Records
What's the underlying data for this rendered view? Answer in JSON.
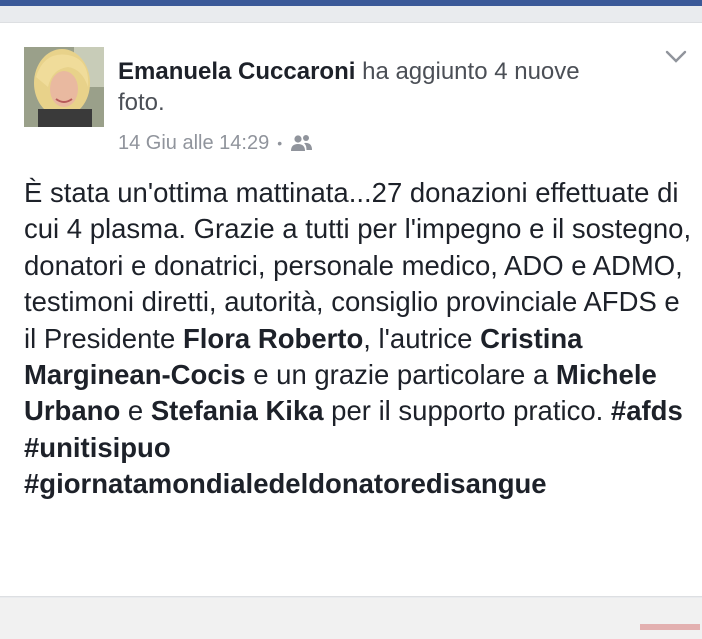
{
  "post": {
    "author": "Emanuela Cuccaroni",
    "action": "ha aggiunto 4 nuove foto.",
    "timestamp": "14 Giu alle 14:29",
    "separator": "•",
    "audience_icon": "friends-icon",
    "options_icon": "chevron-down-icon",
    "body": {
      "t1": "È stata un'ottima mattinata...27 donazioni effettuate di cui 4 plasma. Grazie a tutti per l'impegno e il sostegno, donatori e donatrici, personale medico, ADO e ADMO, testimoni diretti, autorità, consiglio provinciale AFDS e il Presidente ",
      "b1": "Flora Roberto",
      "t2": ", l'autrice ",
      "b2": "Cristina Marginean-Cocis",
      "t3": " e un grazie particolare a ",
      "b3": "Michele Urbano",
      "t4": " e ",
      "b4": "Stefania Kika",
      "t5": " per il supporto pratico. ",
      "h1": "#afds",
      "s1": " ",
      "h2": "#unitisipuo",
      "s2": " ",
      "h3": "#giornatamondialedeldonatoredisangue"
    }
  },
  "colors": {
    "facebook_blue": "#3b5998",
    "text": "#1d2129",
    "secondary_text": "#90949c"
  }
}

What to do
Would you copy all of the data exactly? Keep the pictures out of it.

The answer
What's the underlying data for this rendered view? Answer in JSON.
{
  "post": {
    "author": "Emanuela Cuccaroni",
    "action": "ha aggiunto 4 nuove foto.",
    "timestamp": "14 Giu alle 14:29",
    "separator": "•",
    "audience_icon": "friends-icon",
    "options_icon": "chevron-down-icon",
    "body": {
      "t1": "È stata un'ottima mattinata...27 donazioni effettuate di cui 4 plasma. Grazie a tutti per l'impegno e il sostegno, donatori e donatrici, personale medico, ADO e ADMO, testimoni diretti, autorità, consiglio provinciale AFDS e il Presidente ",
      "b1": "Flora Roberto",
      "t2": ", l'autrice ",
      "b2": "Cristina Marginean-Cocis",
      "t3": " e un grazie particolare a ",
      "b3": "Michele Urbano",
      "t4": " e ",
      "b4": "Stefania Kika",
      "t5": " per il supporto pratico. ",
      "h1": "#afds",
      "s1": " ",
      "h2": "#unitisipuo",
      "s2": " ",
      "h3": "#giornatamondialedeldonatoredisangue"
    }
  },
  "colors": {
    "facebook_blue": "#3b5998",
    "text": "#1d2129",
    "secondary_text": "#90949c"
  }
}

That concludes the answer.